- [Extracted material]
________________________________________

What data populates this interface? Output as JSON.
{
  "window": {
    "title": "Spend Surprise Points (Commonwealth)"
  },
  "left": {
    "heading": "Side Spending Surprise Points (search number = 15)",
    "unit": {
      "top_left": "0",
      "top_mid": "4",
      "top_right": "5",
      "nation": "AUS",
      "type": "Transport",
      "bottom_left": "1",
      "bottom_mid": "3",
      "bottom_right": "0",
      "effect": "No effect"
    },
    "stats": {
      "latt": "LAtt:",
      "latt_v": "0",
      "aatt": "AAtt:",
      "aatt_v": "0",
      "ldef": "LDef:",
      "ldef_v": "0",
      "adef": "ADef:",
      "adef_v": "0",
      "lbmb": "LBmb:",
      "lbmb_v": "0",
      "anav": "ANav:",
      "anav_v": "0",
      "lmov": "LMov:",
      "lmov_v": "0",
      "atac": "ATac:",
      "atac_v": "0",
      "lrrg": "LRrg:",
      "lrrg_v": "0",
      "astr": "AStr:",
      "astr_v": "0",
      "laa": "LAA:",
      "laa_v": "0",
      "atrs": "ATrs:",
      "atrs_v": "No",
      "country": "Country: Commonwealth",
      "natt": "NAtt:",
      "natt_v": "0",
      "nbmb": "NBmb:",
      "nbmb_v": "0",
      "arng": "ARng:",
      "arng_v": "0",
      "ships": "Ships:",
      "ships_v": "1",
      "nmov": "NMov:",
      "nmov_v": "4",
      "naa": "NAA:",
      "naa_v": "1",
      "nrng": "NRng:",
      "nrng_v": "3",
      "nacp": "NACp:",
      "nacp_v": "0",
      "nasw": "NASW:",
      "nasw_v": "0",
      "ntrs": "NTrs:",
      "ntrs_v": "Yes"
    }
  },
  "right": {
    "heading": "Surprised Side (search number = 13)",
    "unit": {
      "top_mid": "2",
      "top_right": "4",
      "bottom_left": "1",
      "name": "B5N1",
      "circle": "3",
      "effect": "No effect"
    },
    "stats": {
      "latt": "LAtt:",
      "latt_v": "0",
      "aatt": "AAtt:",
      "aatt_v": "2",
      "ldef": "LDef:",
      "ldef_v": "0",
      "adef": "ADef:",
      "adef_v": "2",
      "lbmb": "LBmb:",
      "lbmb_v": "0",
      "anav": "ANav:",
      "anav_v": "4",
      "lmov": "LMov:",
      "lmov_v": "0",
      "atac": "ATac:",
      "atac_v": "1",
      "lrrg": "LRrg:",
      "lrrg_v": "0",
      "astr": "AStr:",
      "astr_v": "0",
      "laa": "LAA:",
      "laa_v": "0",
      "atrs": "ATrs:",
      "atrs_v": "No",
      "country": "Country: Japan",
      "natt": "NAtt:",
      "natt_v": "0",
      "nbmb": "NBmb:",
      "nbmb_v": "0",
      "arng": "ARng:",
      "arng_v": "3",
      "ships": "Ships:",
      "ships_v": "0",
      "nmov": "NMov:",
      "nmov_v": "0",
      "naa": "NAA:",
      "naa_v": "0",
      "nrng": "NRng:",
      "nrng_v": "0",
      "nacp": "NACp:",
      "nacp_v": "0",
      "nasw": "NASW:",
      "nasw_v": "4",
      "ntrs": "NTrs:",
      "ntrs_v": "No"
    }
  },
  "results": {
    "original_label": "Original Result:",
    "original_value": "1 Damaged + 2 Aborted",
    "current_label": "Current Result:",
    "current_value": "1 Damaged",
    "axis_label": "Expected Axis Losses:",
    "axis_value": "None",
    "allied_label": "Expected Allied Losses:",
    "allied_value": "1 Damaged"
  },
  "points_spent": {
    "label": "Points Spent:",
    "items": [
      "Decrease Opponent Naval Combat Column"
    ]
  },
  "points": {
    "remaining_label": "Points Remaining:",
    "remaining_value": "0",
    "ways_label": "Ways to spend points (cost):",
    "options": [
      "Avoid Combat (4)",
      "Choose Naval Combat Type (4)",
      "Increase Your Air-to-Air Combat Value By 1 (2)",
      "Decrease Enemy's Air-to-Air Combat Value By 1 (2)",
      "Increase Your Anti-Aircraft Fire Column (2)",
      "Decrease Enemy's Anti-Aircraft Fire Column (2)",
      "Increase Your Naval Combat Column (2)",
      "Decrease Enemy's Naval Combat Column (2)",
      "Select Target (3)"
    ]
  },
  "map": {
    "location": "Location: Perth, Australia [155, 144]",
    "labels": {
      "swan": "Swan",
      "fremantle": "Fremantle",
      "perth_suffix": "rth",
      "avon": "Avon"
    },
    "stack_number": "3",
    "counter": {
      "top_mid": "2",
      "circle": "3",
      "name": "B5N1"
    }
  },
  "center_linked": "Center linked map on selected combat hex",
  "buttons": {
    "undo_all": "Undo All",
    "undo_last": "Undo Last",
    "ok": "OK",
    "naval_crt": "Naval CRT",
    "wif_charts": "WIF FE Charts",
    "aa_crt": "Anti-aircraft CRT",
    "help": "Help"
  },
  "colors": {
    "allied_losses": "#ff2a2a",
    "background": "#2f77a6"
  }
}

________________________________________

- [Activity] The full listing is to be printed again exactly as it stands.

- [Written solution]
What data populates this interface? Output as JSON.
{
  "window": {
    "title": "Spend Surprise Points (Commonwealth)"
  },
  "left": {
    "heading": "Side Spending Surprise Points (search number = 15)",
    "unit": {
      "top_left": "0",
      "top_mid": "4",
      "top_right": "5",
      "nation": "AUS",
      "type": "Transport",
      "bottom_left": "1",
      "bottom_mid": "3",
      "bottom_right": "0",
      "effect": "No effect"
    },
    "stats": {
      "latt": "LAtt:",
      "latt_v": "0",
      "aatt": "AAtt:",
      "aatt_v": "0",
      "ldef": "LDef:",
      "ldef_v": "0",
      "adef": "ADef:",
      "adef_v": "0",
      "lbmb": "LBmb:",
      "lbmb_v": "0",
      "anav": "ANav:",
      "anav_v": "0",
      "lmov": "LMov:",
      "lmov_v": "0",
      "atac": "ATac:",
      "atac_v": "0",
      "lrrg": "LRrg:",
      "lrrg_v": "0",
      "astr": "AStr:",
      "astr_v": "0",
      "laa": "LAA:",
      "laa_v": "0",
      "atrs": "ATrs:",
      "atrs_v": "No",
      "country": "Country: Commonwealth",
      "natt": "NAtt:",
      "natt_v": "0",
      "nbmb": "NBmb:",
      "nbmb_v": "0",
      "arng": "ARng:",
      "arng_v": "0",
      "ships": "Ships:",
      "ships_v": "1",
      "nmov": "NMov:",
      "nmov_v": "4",
      "naa": "NAA:",
      "naa_v": "1",
      "nrng": "NRng:",
      "nrng_v": "3",
      "nacp": "NACp:",
      "nacp_v": "0",
      "nasw": "NASW:",
      "nasw_v": "0",
      "ntrs": "NTrs:",
      "ntrs_v": "Yes"
    }
  },
  "right": {
    "heading": "Surprised Side (search number = 13)",
    "unit": {
      "top_mid": "2",
      "top_right": "4",
      "bottom_left": "1",
      "name": "B5N1",
      "circle": "3",
      "effect": "No effect"
    },
    "stats": {
      "latt": "LAtt:",
      "latt_v": "0",
      "aatt": "AAtt:",
      "aatt_v": "2",
      "ldef": "LDef:",
      "ldef_v": "0",
      "adef": "ADef:",
      "adef_v": "2",
      "lbmb": "LBmb:",
      "lbmb_v": "0",
      "anav": "ANav:",
      "anav_v": "4",
      "lmov": "LMov:",
      "lmov_v": "0",
      "atac": "ATac:",
      "atac_v": "1",
      "lrrg": "LRrg:",
      "lrrg_v": "0",
      "astr": "AStr:",
      "astr_v": "0",
      "laa": "LAA:",
      "laa_v": "0",
      "atrs": "ATrs:",
      "atrs_v": "No",
      "country": "Country: Japan",
      "natt": "NAtt:",
      "natt_v": "0",
      "nbmb": "NBmb:",
      "nbmb_v": "0",
      "arng": "ARng:",
      "arng_v": "3",
      "ships": "Ships:",
      "ships_v": "0",
      "nmov": "NMov:",
      "nmov_v": "0",
      "naa": "NAA:",
      "naa_v": "0",
      "nrng": "NRng:",
      "nrng_v": "0",
      "nacp": "NACp:",
      "nacp_v": "0",
      "nasw": "NASW:",
      "nasw_v": "4",
      "ntrs": "NTrs:",
      "ntrs_v": "No"
    }
  },
  "results": {
    "original_label": "Original Result:",
    "original_value": "1 Damaged + 2 Aborted",
    "current_label": "Current Result:",
    "current_value": "1 Damaged",
    "axis_label": "Expected Axis Losses:",
    "axis_value": "None",
    "allied_label": "Expected Allied Losses:",
    "allied_value": "1 Damaged"
  },
  "points_spent": {
    "label": "Points Spent:",
    "items": [
      "Decrease Opponent Naval Combat Column"
    ]
  },
  "points": {
    "remaining_label": "Points Remaining:",
    "remaining_value": "0",
    "ways_label": "Ways to spend points (cost):",
    "options": [
      "Avoid Combat (4)",
      "Choose Naval Combat Type (4)",
      "Increase Your Air-to-Air Combat Value By 1 (2)",
      "Decrease Enemy's Air-to-Air Combat Value By 1 (2)",
      "Increase Your Anti-Aircraft Fire Column (2)",
      "Decrease Enemy's Anti-Aircraft Fire Column (2)",
      "Increase Your Naval Combat Column (2)",
      "Decrease Enemy's Naval Combat Column (2)",
      "Select Target (3)"
    ]
  },
  "map": {
    "location": "Location: Perth, Australia [155, 144]",
    "labels": {
      "swan": "Swan",
      "fremantle": "Fremantle",
      "perth_suffix": "rth",
      "avon": "Avon"
    },
    "stack_number": "3",
    "counter": {
      "top_mid": "2",
      "circle": "3",
      "name": "B5N1"
    }
  },
  "center_linked": "Center linked map on selected combat hex",
  "buttons": {
    "undo_all": "Undo All",
    "undo_last": "Undo Last",
    "ok": "OK",
    "naval_crt": "Naval CRT",
    "wif_charts": "WIF FE Charts",
    "aa_crt": "Anti-aircraft CRT",
    "help": "Help"
  },
  "colors": {
    "allied_losses": "#ff2a2a",
    "background": "#2f77a6"
  }
}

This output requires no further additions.